EXERCISE DESCRIPTION ->
Wherever "glyph" appears in a line of the listing, report that line.

DATA ->
====================

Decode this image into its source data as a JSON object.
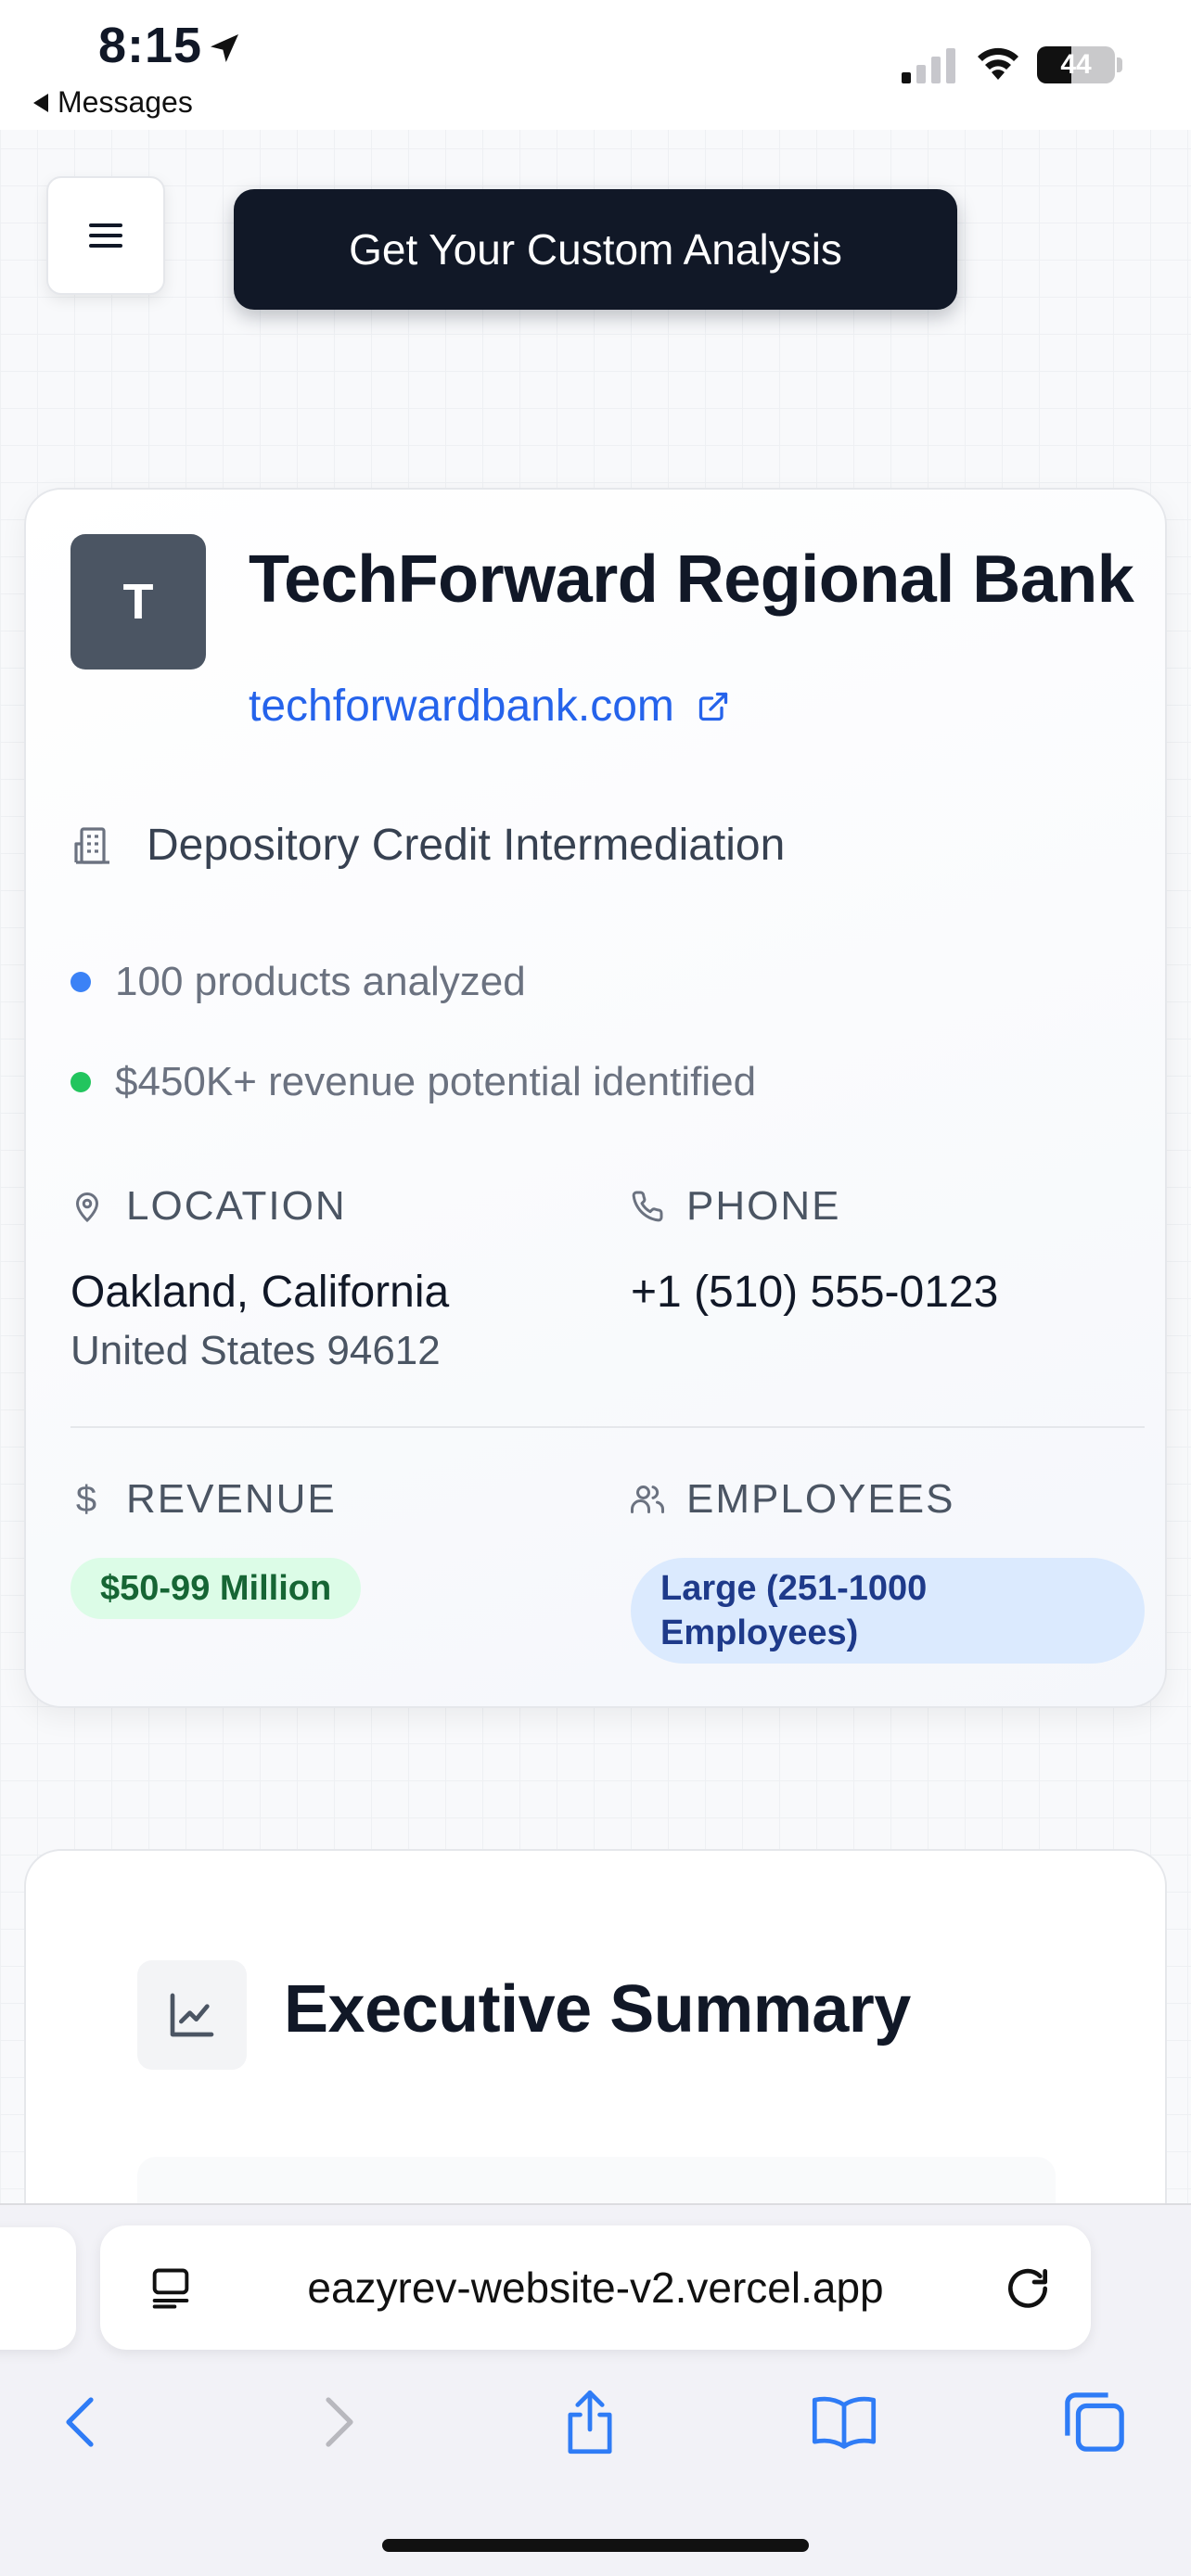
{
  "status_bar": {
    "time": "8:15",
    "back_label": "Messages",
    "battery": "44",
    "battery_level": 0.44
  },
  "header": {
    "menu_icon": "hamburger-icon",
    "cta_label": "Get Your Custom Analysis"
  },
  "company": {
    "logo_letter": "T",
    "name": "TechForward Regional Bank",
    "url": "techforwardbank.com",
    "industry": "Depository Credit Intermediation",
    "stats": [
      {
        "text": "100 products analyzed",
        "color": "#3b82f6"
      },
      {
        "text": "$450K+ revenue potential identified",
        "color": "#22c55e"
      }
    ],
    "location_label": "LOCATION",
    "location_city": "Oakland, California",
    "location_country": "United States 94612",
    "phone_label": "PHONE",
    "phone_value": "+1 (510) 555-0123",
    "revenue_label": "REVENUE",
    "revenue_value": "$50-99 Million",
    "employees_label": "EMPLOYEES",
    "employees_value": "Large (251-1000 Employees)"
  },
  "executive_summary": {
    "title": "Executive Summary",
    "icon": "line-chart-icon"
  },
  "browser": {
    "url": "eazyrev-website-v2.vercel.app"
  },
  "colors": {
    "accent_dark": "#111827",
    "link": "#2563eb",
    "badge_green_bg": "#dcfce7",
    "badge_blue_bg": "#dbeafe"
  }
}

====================

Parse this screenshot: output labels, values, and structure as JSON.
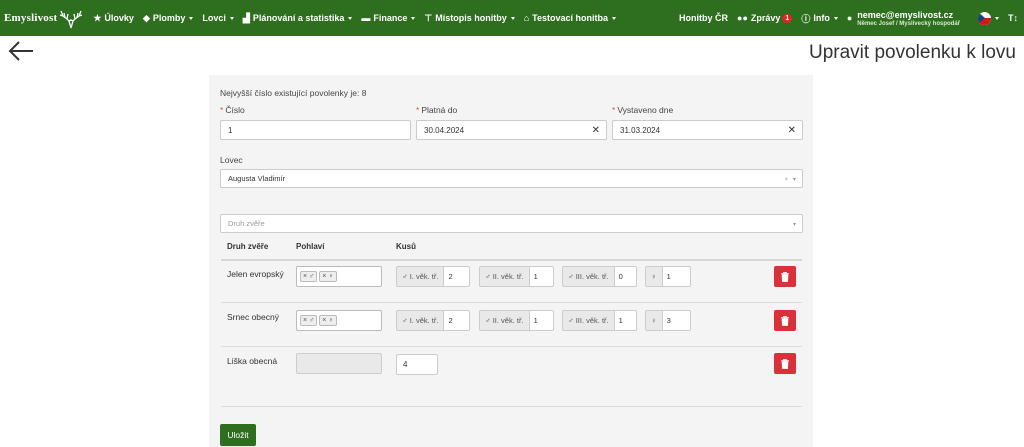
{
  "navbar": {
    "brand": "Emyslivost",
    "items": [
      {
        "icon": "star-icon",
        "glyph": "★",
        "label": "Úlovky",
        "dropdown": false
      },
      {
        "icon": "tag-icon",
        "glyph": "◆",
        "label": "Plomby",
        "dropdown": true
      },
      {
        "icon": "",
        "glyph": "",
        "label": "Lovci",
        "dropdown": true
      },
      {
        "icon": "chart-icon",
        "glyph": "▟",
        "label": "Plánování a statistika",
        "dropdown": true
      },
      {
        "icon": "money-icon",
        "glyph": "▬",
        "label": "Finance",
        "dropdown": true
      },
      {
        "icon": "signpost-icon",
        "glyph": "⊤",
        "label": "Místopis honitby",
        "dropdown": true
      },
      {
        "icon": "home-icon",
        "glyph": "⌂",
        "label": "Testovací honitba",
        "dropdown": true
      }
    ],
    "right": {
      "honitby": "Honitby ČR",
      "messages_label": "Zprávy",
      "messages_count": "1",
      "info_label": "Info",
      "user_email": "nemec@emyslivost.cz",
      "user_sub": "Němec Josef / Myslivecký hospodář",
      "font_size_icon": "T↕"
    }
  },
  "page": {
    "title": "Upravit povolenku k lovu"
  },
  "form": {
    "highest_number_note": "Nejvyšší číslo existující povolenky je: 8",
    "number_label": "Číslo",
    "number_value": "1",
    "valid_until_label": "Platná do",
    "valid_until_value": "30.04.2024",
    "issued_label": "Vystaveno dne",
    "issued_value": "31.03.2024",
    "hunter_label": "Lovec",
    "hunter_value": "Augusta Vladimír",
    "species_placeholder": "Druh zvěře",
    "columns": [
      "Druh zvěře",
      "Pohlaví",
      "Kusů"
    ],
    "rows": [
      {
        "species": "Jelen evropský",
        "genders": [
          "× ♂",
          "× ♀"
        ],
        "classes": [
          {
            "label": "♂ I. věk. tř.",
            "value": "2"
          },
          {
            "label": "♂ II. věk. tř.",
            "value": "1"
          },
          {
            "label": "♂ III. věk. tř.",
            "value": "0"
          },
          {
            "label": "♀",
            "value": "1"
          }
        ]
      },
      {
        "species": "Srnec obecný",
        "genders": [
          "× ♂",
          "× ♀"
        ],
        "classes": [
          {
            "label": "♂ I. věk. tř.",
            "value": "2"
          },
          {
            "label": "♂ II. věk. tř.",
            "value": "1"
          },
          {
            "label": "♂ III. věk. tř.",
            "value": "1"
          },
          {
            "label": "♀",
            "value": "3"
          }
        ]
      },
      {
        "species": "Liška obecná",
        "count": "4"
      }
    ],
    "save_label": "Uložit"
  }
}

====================

TASK OUTPUT ->
        "glyph": "★",
        "glyph": "◆",
        "glyph": "",
        "glyph": "▟",
        "glyph": "▬",
        "glyph": "⊤",
        "glyph": "⌂",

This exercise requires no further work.